The Michael Derrick Hudson debacle has been embarrassing. I love poetry and advocate for it to my friends and co-workers, but when this sort of garbage is what gets it into the news… well, it ain’t good.
I’ve been reading Jenny Zhang’s poetry collection, Dear Jenny, We Are All Find, so I perked up when I saw she’d responded to the poetry s–tstorm on BuzzFeed in an essay entitled, They Pretend To Be Us While Pretending We Don’t Exist.
Nicely puts to bed the lie of some kind of supposed advantage that poets of color have in getting published and respected. Shouldn’t need to be said, because it doesn’t take much looking to figure out that published poets in America are largely white and male.

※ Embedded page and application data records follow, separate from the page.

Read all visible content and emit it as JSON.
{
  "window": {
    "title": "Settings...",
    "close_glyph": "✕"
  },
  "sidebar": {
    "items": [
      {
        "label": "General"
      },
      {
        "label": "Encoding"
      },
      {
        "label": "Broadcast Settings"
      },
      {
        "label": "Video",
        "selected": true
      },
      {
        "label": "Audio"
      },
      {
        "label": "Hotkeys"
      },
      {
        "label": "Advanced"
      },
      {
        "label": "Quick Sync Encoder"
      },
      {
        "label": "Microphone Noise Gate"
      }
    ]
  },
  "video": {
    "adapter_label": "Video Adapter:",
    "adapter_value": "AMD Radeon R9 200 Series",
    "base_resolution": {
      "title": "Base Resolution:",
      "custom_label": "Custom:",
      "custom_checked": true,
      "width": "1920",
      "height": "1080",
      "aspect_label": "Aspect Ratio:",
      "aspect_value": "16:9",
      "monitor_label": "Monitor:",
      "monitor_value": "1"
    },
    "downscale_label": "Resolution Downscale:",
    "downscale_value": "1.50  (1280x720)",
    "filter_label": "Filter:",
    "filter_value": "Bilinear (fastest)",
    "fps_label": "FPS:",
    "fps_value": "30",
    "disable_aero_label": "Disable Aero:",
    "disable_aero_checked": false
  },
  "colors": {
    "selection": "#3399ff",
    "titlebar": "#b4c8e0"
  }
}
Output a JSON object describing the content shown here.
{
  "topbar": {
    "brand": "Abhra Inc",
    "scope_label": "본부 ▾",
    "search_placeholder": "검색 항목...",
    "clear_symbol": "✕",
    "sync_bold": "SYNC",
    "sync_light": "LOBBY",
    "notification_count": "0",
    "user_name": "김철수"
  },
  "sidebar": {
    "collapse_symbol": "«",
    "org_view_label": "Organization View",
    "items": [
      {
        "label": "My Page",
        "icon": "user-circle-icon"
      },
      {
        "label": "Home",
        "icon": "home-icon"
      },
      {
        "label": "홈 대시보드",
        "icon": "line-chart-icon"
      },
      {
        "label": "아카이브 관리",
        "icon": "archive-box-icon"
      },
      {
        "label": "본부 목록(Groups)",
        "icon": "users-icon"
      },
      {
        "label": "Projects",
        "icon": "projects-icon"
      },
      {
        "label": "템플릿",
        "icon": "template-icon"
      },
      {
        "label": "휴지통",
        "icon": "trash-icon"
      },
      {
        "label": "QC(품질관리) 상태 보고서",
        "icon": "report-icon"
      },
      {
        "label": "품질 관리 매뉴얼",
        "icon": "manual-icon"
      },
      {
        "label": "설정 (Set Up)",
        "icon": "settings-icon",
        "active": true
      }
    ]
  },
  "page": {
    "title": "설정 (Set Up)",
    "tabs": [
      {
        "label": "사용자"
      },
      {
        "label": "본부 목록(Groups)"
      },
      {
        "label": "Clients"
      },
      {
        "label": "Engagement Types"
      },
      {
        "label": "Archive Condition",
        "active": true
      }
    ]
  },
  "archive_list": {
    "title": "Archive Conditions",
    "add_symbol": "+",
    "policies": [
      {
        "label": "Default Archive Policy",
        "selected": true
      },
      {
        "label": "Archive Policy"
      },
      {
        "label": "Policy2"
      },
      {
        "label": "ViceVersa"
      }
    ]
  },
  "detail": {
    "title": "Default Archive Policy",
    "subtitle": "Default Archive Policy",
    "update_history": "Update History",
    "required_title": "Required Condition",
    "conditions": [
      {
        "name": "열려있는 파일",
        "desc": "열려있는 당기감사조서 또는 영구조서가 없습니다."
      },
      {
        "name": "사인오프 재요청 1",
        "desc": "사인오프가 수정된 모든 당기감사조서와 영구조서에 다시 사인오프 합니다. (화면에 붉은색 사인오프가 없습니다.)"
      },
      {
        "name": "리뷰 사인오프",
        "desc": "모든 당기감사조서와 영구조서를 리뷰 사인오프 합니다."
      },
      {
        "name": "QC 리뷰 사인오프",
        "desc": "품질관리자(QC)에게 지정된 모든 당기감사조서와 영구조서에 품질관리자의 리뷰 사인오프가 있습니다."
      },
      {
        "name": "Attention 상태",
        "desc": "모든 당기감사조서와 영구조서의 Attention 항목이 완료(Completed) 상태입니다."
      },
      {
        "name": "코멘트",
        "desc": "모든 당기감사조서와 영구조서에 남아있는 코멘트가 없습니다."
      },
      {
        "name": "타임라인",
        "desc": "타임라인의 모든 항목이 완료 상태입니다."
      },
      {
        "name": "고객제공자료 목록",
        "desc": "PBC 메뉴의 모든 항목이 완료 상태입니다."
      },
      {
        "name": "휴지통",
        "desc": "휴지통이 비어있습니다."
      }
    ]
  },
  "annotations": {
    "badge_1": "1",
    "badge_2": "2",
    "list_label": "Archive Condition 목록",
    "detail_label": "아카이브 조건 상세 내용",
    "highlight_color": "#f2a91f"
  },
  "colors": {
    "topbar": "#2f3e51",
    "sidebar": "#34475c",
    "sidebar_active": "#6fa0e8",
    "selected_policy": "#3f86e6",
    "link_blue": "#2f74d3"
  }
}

At Stanford, a white girl (well-meaning, of course) wrote a story about a Chinese American woman living in modern-day San Francisco (this was the early 2000s) who wanted to marry a white guy but was forced into an arranged marriage with a Chinese man and it was called The Dim Sum of All Things. (Laugh now, cry later!) I don’t think I’m being unreasonable when I say the reality of that story was fucked and so was the fantasy. She got into a highly coveted advanced fiction writing class taught by a famous writer and I didn’t. The story I submitted was also about Chinese Americans living in modern-day America, but it didn’t involve arranged marriage or dim sum or sensuous descriptions of chopsticks. This didn’t mean the teacher made a wrong choice. He made a subjective choice.